Filter the entries and keep only the lines where the string "Read" appears.

*** DATA FOR ANALYSIS

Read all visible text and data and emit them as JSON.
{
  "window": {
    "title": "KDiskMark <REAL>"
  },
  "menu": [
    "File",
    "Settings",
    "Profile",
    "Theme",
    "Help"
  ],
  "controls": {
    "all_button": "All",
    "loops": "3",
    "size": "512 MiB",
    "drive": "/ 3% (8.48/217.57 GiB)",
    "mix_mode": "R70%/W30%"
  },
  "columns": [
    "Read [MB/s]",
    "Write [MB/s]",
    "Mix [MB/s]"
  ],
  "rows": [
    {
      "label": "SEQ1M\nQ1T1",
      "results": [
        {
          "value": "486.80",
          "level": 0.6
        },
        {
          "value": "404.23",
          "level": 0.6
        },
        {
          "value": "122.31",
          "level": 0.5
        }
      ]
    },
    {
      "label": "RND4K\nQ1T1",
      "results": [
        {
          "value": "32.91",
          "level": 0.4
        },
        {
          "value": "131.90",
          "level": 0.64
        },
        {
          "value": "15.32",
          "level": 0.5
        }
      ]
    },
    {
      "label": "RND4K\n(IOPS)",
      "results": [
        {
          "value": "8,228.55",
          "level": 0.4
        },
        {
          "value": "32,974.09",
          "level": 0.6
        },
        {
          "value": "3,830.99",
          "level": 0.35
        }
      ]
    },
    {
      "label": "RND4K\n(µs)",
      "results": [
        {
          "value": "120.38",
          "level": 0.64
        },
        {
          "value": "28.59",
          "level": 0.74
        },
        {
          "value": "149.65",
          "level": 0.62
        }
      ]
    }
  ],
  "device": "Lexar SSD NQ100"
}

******

» RESPONSE BELOW
Read all visible text and data and emit them as JSON.
    "Read [MB/s]",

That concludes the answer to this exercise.